Modelling Individual Consumer Behaviour
- Start date: 1 December 2008
- End date: 31 December 2012
- Primary investigator: Professor Alison Heppenstall
Recent studies have highlighted that changes in consumer lifestyles and choices have created more complex consumer behaviour: for example, many shopping trips are now enacted as part of multi-purpose journeys rather than as a discrete end in themselves. These changes to consumer behaviour have been compounded by changes by retailers: for example, enabling shopping after traditional office hours and via new channels like the Internet. These changing patterns of consumer culture and opportunity have altered the retail landscape. Although the significance of this new behaviour has been noted in the literature, the inability of the traditional models to capture complex individual-level behaviour means that little attempt has been made to model it.
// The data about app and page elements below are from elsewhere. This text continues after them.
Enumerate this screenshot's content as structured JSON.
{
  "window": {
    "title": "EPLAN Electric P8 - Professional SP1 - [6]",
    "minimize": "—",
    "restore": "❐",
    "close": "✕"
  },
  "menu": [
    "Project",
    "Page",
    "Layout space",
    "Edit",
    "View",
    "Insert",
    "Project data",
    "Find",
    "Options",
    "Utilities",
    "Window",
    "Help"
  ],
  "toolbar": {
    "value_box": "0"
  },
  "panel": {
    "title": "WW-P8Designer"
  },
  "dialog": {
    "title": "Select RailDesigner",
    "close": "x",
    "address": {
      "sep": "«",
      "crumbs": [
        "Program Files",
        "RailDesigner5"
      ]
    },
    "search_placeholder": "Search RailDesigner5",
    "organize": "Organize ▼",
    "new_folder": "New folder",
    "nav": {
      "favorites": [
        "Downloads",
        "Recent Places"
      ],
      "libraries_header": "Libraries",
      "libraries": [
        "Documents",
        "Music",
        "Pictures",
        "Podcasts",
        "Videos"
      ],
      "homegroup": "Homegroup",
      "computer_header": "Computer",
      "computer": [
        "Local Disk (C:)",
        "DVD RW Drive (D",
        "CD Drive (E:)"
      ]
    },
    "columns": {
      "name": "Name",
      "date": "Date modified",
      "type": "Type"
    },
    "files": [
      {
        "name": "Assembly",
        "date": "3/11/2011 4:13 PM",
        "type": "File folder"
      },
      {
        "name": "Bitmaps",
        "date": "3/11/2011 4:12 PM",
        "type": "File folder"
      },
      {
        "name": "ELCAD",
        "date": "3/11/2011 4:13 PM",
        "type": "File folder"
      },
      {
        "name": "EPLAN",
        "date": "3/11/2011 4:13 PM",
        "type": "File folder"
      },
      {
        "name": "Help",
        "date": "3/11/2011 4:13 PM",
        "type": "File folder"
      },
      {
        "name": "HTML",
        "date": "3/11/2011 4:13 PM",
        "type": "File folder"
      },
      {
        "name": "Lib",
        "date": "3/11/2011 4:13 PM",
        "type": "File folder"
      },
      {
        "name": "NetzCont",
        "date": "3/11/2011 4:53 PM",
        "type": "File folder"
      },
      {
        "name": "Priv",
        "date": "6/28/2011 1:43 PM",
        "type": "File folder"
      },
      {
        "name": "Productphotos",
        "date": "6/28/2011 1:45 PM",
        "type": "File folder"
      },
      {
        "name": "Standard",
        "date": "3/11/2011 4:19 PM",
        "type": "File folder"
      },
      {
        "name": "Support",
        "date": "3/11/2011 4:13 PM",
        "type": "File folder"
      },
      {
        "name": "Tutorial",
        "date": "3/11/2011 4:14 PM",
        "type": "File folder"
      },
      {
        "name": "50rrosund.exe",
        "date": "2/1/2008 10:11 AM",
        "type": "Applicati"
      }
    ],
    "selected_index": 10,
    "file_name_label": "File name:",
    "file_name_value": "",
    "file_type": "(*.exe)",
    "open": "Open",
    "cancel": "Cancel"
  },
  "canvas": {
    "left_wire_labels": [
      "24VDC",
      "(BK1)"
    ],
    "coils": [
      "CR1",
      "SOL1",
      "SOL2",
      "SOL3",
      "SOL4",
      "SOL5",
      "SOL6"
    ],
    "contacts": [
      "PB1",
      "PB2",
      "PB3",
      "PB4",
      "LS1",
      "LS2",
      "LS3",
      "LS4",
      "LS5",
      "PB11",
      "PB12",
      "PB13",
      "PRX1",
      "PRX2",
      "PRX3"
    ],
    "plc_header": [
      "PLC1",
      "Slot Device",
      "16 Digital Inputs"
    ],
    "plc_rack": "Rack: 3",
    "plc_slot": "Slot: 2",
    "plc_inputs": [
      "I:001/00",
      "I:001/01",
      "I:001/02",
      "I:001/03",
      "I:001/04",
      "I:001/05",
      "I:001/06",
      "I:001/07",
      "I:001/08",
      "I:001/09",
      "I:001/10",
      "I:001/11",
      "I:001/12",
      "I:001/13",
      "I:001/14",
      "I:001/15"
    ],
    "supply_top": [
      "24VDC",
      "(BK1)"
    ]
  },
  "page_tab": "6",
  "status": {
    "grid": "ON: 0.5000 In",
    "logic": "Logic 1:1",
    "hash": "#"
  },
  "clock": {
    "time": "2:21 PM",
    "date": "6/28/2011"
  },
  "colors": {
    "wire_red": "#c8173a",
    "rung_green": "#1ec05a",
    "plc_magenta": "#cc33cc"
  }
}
This research addresses this issue. By combining methodologies such as agent-based modelling and qualitative data sources, it creates a framework for simulating current consumer behaviour. These simulations will lead to a richer understanding of the ramifications of these changes to the retail environment. They will also act as a test bed for investigating issues of model validation and error, enhancing our understanding of complex system modelling in the social sciences. Finally, the framework itself will provide a foundation for future modelling of consumers in the widest sense, including the consumers of public services and commons.
Grant Reference: RES-061-25-0030